You heard me.
Before 2016, I would have said America’s greatest brand was Coca-Cola. But this election cycle has changed my mind. Here’s what marketing gurus ought to do. Elect a president who sets off a civil war, wins it, and gets killed. Let simmer for 150 years. Presto: best brand ever.
Donald Trump is going to win at least 20 states, probably 24. That is not a typo. Read it again. Here’s the snapshot from everyone’s favorite site today, October 28:
In 1972, official Democratic Party nominee George McGovern won one state. One. In 1984, official Democratic Party nominee Walter Mondale won one state. One. Trump will do 20x better than either of them. And it’s partly because he was smart enough to rent the Republican party for 18 months run as a Republican and not as the independent he really is.
Here is a map of the 2012 election results by county. Yes, cities love Obama. The country, not so much.
As of now, October 2016, Republicans control both the governor’s mansion and legislature in 24 states, 70 of the nation’s 99 state legislative chambers, both chambers in 30 states, plus Nebraska’s single chamber, and 31 governor’s mansions. Let that sink in for a minute, gleeful Democrats. While you’re distracted by the shiny object of the White House, your Republican cousins have been doing the hard work of organizing for small victories in small places around the country. Might want to notice that.
Any Democrat waking up on November 9th should be careful before he/she gloats too much about President-elect Hillary Clinton. The Republicans will still have enough Senators to filibuster anything, including Supreme Court justices. The House will still be controlled by Trump’s party.
If the GOP stands for Freedom, then one way of interpreting 2016 is that Americans continue to Let Freedom Ring.
Why does the Republican brand do so well? One reason is that Democrats still permit Thomas Nast to rule the imagery, even though he died 114 years ago. Nast invented elephants for Republicans and donkeys for Democrats because he was…guess what?…a Republican! But the main reason is that the GOP maintains its “anti” flavor while actually being “pro,” kind of like the Rolling Stones or Apple. It positions itself as David versus the Goliath of big government, so it reminds everyone how great it is every time they get an electric/water bill or pay a sales tax or hear the media blah-blah with liberal bias. Talk about saturation branding!
Lots of pundits, including David Brooks today, are talking about the “ruination of the Republican Party.” Poppycock. Trump has occasioned a little internecine squabble, that’s all.
Well, okay, perhaps he’s done more than that. But Trump is a bit of a Rorschacht test, where people read what they want to read. When I see how different he is from any previous candidate to hold office…

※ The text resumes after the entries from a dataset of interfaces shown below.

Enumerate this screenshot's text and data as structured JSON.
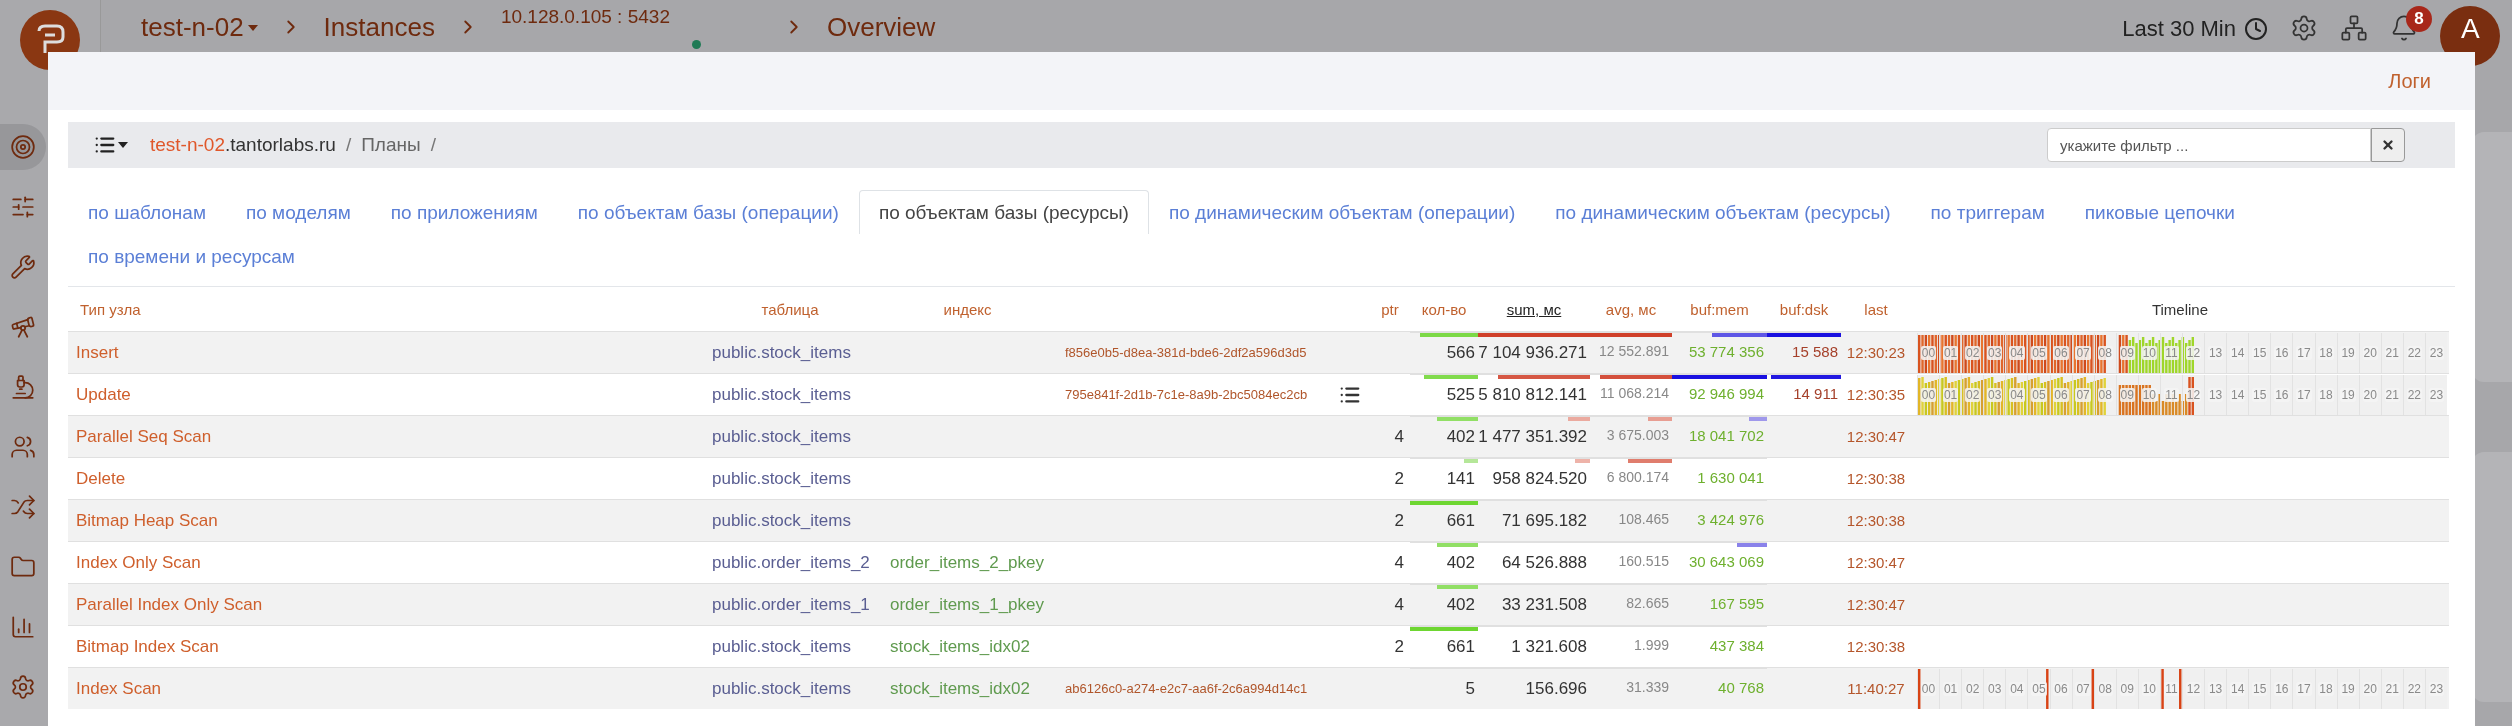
{
  "app": {
    "project": "test-n-02",
    "breadcrumbs": [
      "Instances",
      "10.128.0.105 : 5432",
      "Overview"
    ],
    "period": "Last 30 Min",
    "notifications": "8",
    "avatar": "A",
    "sidebar": [
      {
        "selected": true
      },
      {
        "selected": false
      },
      {
        "selected": false
      },
      {
        "selected": false
      },
      {
        "selected": false
      },
      {
        "selected": false
      },
      {
        "selected": false
      },
      {
        "selected": false
      },
      {
        "selected": false
      },
      {
        "selected": false
      }
    ]
  },
  "modal": {
    "link": "Логи",
    "breadcrumb": {
      "host_name": "test-n-02",
      "host_domain": ".tantorlabs.ru",
      "separator_1": "/",
      "section": "Планы",
      "separator_2": "/"
    },
    "filter": {
      "placeholder": "укажите фильтр ..."
    },
    "tabs": [
      {
        "label": "по шаблонам",
        "selected": false
      },
      {
        "label": "по моделям",
        "selected": false
      },
      {
        "label": "по приложениям",
        "selected": false
      },
      {
        "label": "по объектам базы (операции)",
        "selected": false
      },
      {
        "label": "по объектам базы (ресурсы)",
        "selected": true
      },
      {
        "label": "по динамическим объектам (операции)",
        "selected": false
      },
      {
        "label": "по динамическим объектам (ресурсы)",
        "selected": false
      },
      {
        "label": "по триггерам",
        "selected": false
      },
      {
        "label": "пиковые цепочки",
        "selected": false
      },
      {
        "label": "по времени и ресурсам",
        "selected": false
      }
    ],
    "table": {
      "columns": [
        {
          "label": "Тип узла",
          "sorted": false
        },
        {
          "label": "таблица",
          "sorted": false
        },
        {
          "label": "индекс",
          "sorted": false
        },
        {
          "label": "ptr",
          "sorted": false
        },
        {
          "label": "кол-во",
          "sorted": false
        },
        {
          "label": "sum, мс",
          "sorted": true
        },
        {
          "label": "avg, мс",
          "sorted": false
        },
        {
          "label": "buf:mem",
          "sorted": false
        },
        {
          "label": "buf:dsk",
          "sorted": false
        },
        {
          "label": "last",
          "sorted": false
        },
        {
          "label": "Timeline",
          "sorted": false
        }
      ],
      "rows": [
        {
          "node": "Insert",
          "table": "public.stock_items",
          "query_id": "f856e0b5-d8ea-381d-bde6-2df2a596d3d5",
          "details": false,
          "count": {
            "text": "566",
            "level": 0.85
          },
          "sum": {
            "text": "7 104 936.271",
            "level": 1
          },
          "avg": {
            "text": "12 552.891",
            "level": 1
          },
          "buf_mem": {
            "text": "53 774 356",
            "level": 0.58
          },
          "buf_dsk": {
            "text": "15 588",
            "level": 1
          },
          "last": "12:30:23",
          "timeline": {
            "kind": "heavy",
            "hours": [
              "00",
              "01",
              "02",
              "03",
              "04",
              "05",
              "06",
              "07",
              "08",
              "09",
              "10",
              "11",
              "12",
              "13",
              "14",
              "15",
              "16",
              "17",
              "18",
              "19",
              "20",
              "21",
              "22",
              "23"
            ]
          }
        },
        {
          "node": "Update",
          "table": "public.stock_items",
          "query_id": "795e841f-2d1b-7c1e-8a9b-2bc5084ec2cb",
          "details": true,
          "count": {
            "text": "525",
            "level": 0.79
          },
          "sum": {
            "text": "5 810 812.141",
            "level": 0.82
          },
          "avg": {
            "text": "11 068.214",
            "level": 0.88
          },
          "buf_mem": {
            "text": "92 946 994",
            "level": 1
          },
          "buf_dsk": {
            "text": "14 911",
            "level": 0.95
          },
          "last": "12:30:35",
          "timeline": {
            "kind": "mixed",
            "hours": [
              "00",
              "01",
              "02",
              "03",
              "04",
              "05",
              "06",
              "07",
              "08",
              "09",
              "10",
              "11",
              "12",
              "13",
              "14",
              "15",
              "16",
              "17",
              "18",
              "19",
              "20",
              "21",
              "22",
              "23"
            ]
          }
        },
        {
          "node": "Parallel Seq Scan",
          "table": "public.stock_items",
          "details": false,
          "ptr": "4",
          "count": {
            "text": "402",
            "level": 0.61
          },
          "sum": {
            "text": "1 477 351.392",
            "level": 0.2
          },
          "avg": {
            "text": "3 675.003",
            "level": 0.29
          },
          "buf_mem": {
            "text": "18 041 702",
            "level": 0.19
          },
          "last": "12:30:47"
        },
        {
          "node": "Delete",
          "table": "public.stock_items",
          "details": false,
          "ptr": "2",
          "count": {
            "text": "141",
            "level": 0.21
          },
          "sum": {
            "text": "958 824.520",
            "level": 0.13
          },
          "avg": {
            "text": "6 800.174",
            "level": 0.54
          },
          "buf_mem": {
            "text": "1 630 041"
          },
          "last": "12:30:38"
        },
        {
          "node": "Bitmap Heap Scan",
          "table": "public.stock_items",
          "details": false,
          "ptr": "2",
          "count": {
            "text": "661",
            "level": 1
          },
          "sum": {
            "text": "71 695.182"
          },
          "avg": {
            "text": "108.465"
          },
          "buf_mem": {
            "text": "3 424 976"
          },
          "last": "12:30:38"
        },
        {
          "node": "Index Only Scan",
          "table": "public.order_items_2",
          "index": "order_items_2_pkey",
          "details": false,
          "ptr": "4",
          "count": {
            "text": "402",
            "level": 0.61
          },
          "sum": {
            "text": "64 526.888"
          },
          "avg": {
            "text": "160.515"
          },
          "buf_mem": {
            "text": "30 643 069",
            "level": 0.32
          },
          "last": "12:30:47"
        },
        {
          "node": "Parallel Index Only Scan",
          "table": "public.order_items_1",
          "index": "order_items_1_pkey",
          "details": false,
          "ptr": "4",
          "count": {
            "text": "402",
            "level": 0.61
          },
          "sum": {
            "text": "33 231.508"
          },
          "avg": {
            "text": "82.665"
          },
          "buf_mem": {
            "text": "167 595"
          },
          "last": "12:30:47"
        },
        {
          "node": "Bitmap Index Scan",
          "table": "public.stock_items",
          "index": "stock_items_idx02",
          "details": false,
          "ptr": "2",
          "count": {
            "text": "661",
            "level": 1
          },
          "sum": {
            "text": "1 321.608"
          },
          "avg": {
            "text": "1.999"
          },
          "buf_mem": {
            "text": "437 384"
          },
          "last": "12:30:38"
        },
        {
          "node": "Index Scan",
          "table": "public.stock_items",
          "index": "stock_items_idx02",
          "query_id": "ab6126c0-a274-e2c7-aa6f-2c6a994d14c1",
          "details": false,
          "count": {
            "text": "5"
          },
          "sum": {
            "text": "156.696"
          },
          "avg": {
            "text": "31.339"
          },
          "buf_mem": {
            "text": "40 768"
          },
          "last": "11:40:27",
          "timeline": {
            "kind": "sparse",
            "hours": [
              "00",
              "01",
              "02",
              "03",
              "04",
              "05",
              "06",
              "07",
              "08",
              "09",
              "10",
              "11",
              "12",
              "13",
              "14",
              "15",
              "16",
              "17",
              "18",
              "19",
              "20",
              "21",
              "22",
              "23"
            ]
          }
        }
      ]
    }
  }
}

(I already wrote about this, here’s the Cliff Notes version:
A. Actual outsider against politicians
B. Bible-averse behavior
C. Constitution-averse conduct

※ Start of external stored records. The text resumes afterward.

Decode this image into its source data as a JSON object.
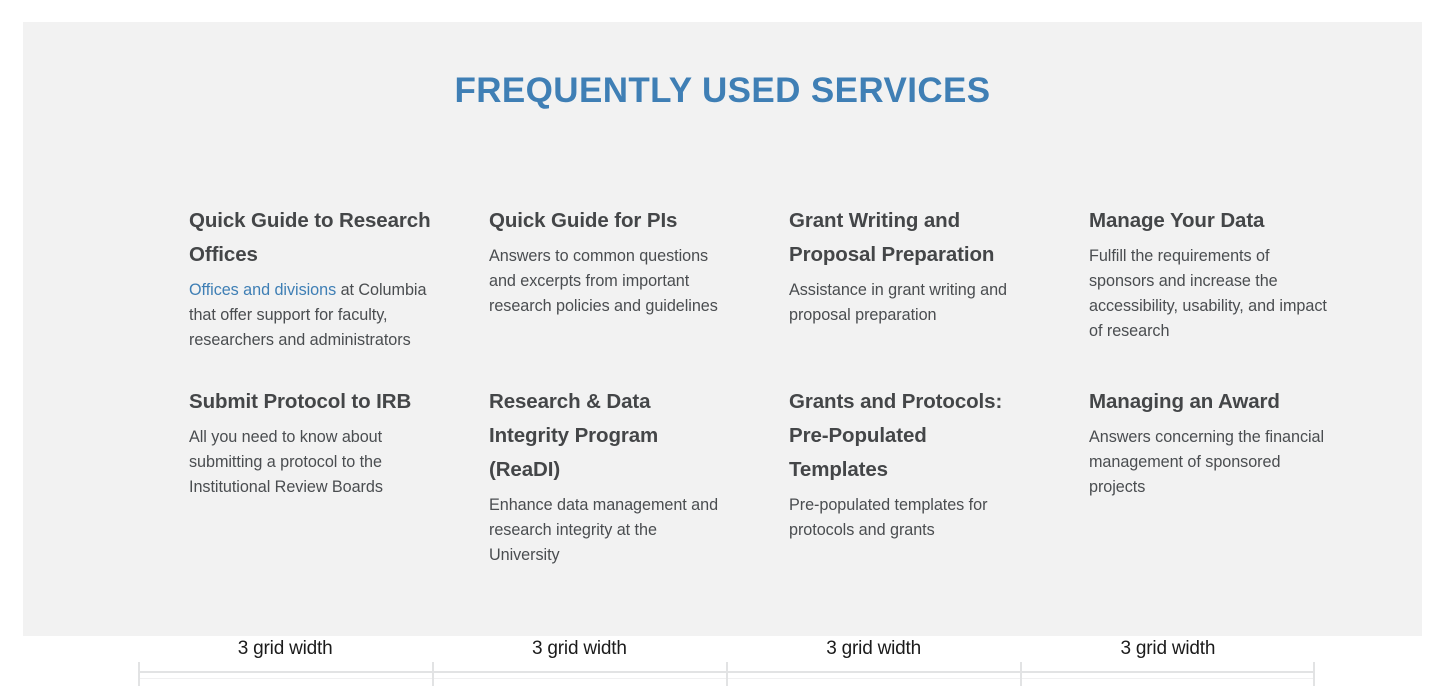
{
  "panel": {
    "title": "FREQUENTLY USED SERVICES",
    "background_color": "#f2f2f2",
    "accent_color": "#3f7fb5",
    "heading_color": "#444648",
    "body_color": "#4a4d50"
  },
  "cards": [
    {
      "title": "Quick Guide to Research Offices",
      "desc_link": "Offices and divisions",
      "desc_rest": " at Columbia that offer support for faculty, researchers and administrators"
    },
    {
      "title": "Quick Guide for PIs",
      "desc": "Answers to common questions and excerpts from important research policies and guidelines"
    },
    {
      "title": "Grant Writing and Proposal Preparation",
      "desc": "Assistance in grant writing and proposal preparation"
    },
    {
      "title": "Manage Your Data",
      "desc": "Fulfill the requirements of sponsors and increase the accessibility, usability, and impact of research"
    },
    {
      "title": "Submit Protocol to IRB",
      "desc": "All you need to know about submitting a protocol to the Institutional Review Boards"
    },
    {
      "title": "Research & Data Integrity Program (ReaDI)",
      "desc": "Enhance data management and research integrity at the University"
    },
    {
      "title": "Grants and Protocols: Pre-Populated Templates",
      "desc": "Pre-populated templates for protocols and grants"
    },
    {
      "title": "Managing an Award",
      "desc": "Answers concerning the financial management of sponsored projects"
    }
  ],
  "ruler": {
    "labels": [
      "3 grid width",
      "3 grid width",
      "3 grid width",
      "3 grid width"
    ]
  }
}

D. Disrespect for decorum
E. Evidently against evidence
F. Flirtation with fascism
G. Global affairs ignorance
H. Hoax hatred on climate change
I. Initially independent financing
J. Jejune on jobs
K. Killer of K-street consensus on free trade
L. Legions of lousy lawsuits
M. Military mishmash patriotism
N. Nutty nativism
O. Obstinate opacity on tax returns
P. Pretend populism
Q. Querulous questioning of both Dems and GOP
S. Shameless sexism
T. TV-star, Twitter-orientation
U. Unprecedentedly Un-PC on Mexicans, Muslims, etc
V. Vilifying opponents, violence-inciting
W. World-champ whopper-teller
X. X-ceptional belief in X-traordinary theories
Y. Years of “yes” to opposing party, Dems
…and then reflect that he’s going to win half of these United States anyway, I have to say: WOW, that Republican brand knows how to hold on. It would be like if CBS put Bill Cosby on the air now and remained the #1 network. You’d say: damn, I guess CBS could shoot someone in the middle of Times Square and not lose any votes.
To return to the Coca-Cola analogy, Trump really is New Coke. A slight misstep, perhaps, but the brand can take the hit, and later act like it was a tent-expander.
In fairness to Brooks, he ends that article by suggesting that the Republican Party will emerge stronger from this election, and he’s probably right.
As much as I’ve spent the last three years on this blog railing against the two-party duopoly, I still see things clearly. And clearly, anti-duopolists like myself have a lot of work to do, particularly at the state and local level I just spoke about.
So I haven’t changed my mind: millennials are sick of “legacy brands” in all areas. But…the Republicans built a mighty one over 160 years. Destroying it will take a lot more than Donald Trump.